It’s Wednesday, which means we’re here to show you what fantastic new premade eBook covers we’ve added to our site over the last seven days. If you see one you’d like to purchase or want to check out our older eBook covers, click here.
This week’s offering include covers for books of a wide variety of genres, including: romance, young adult, paranormal, nonfiction, historical fiction, fantasy, horror, mystery, thriller, urban lit, and chick lit. Check them out:
Story Rating: *****
Cover Rating: A
This book offers a depiction of the area I grew up in during the mid-1800’s, which I found fascinating and – as far as what I know – historically accurate. The story itself is fascinating and gripping. I’ve read it both as a child (when the author visited by Elementary School) and as an adult. I’ve read it with my daughter, who easily understood the story and found it incredibly enjoyable. The detailed renderings of what is going on inside the story makes it so the reader feels transported inside the book – which, for me, is the mark of a great story.
The cover is eye-catching and offers an accurate description of what readers will find inside the book.
‘Shiri’ by D.S. Taylor is a book that drags you in from the second you start reading. The plot flows smoothly, and the word choice is perfect. It’s a heart-wrenching story that had me crying… buckets…. buckets upon buckets of tears. At points, the story also made me laugh, gasp, and get extremely angry. It was an emotional roller coaster all the way around, which is what I – personally – enjoy. The book would have easily been a five star read except for the ending. I don’t do spoilers, so I’m not going to tell you why the ending lost the book a star. It wasn’t even the whole ending, just one single point that had me going “AH! NO! THAT’S NO FAIR!” Otherwise, I could easily say that this book was one of the best I’ve read in quite some time – I was enthralled from start to finish. I will definitely be reading more from D.S. Taylor in the future, for she is an extremely gifted storyteller.
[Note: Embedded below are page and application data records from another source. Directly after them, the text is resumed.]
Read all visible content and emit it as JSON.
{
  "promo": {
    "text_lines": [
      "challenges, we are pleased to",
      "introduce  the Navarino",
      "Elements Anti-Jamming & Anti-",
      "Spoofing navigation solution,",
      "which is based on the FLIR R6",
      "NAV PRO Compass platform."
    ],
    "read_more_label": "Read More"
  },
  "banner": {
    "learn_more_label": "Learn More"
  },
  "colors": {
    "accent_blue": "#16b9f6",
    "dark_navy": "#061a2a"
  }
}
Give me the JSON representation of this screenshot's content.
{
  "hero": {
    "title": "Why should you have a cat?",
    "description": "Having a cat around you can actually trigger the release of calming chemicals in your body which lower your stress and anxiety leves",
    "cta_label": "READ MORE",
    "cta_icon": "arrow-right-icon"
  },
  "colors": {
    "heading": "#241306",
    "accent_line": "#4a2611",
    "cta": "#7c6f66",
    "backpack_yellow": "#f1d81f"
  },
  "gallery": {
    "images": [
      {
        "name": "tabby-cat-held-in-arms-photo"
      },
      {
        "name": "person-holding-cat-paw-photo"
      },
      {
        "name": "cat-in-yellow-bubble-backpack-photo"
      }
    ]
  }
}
The Blood Upon the Rose is a historical love story-taking place during the 1900s highlighting the conflict between Ireland and England. Catherine is a strong woman outspoken medical student who falls in love with Sean a member of the Sinn Fein (a group of Irish rebels). The problem is that Catherine’s father is on the opposite side of the war, so you see forbidden love element to the story brewing. I’m really not into historical novels; in fact it took me a longer time to read the book but that is not to say the novel was not well written. The characters were realistic and well developed. They all had their strengths and flaws. I enjoyed how outspoken Catherine was in a time where it was frowned upon for women to speak up. I also liked how Sean’s character developed. The love story become a triangle when Catherine’s father introduces Major Andrew Butler, a man her father has hired to kill Michael Collins the leader of the Irish rebels. This was the epic forbidden love story that you see throughout history – think Romeo and Juliet as one reader noted. You can’t help to root for all sides of the story, but you know that somebody is going to lose. Again, I thought the author did a great job in creating the environment. For me, I just wanted more romance and the ending was memorable. Would I recommend it? Yes, only if you like both history with romance.
**This review was done by Sandra**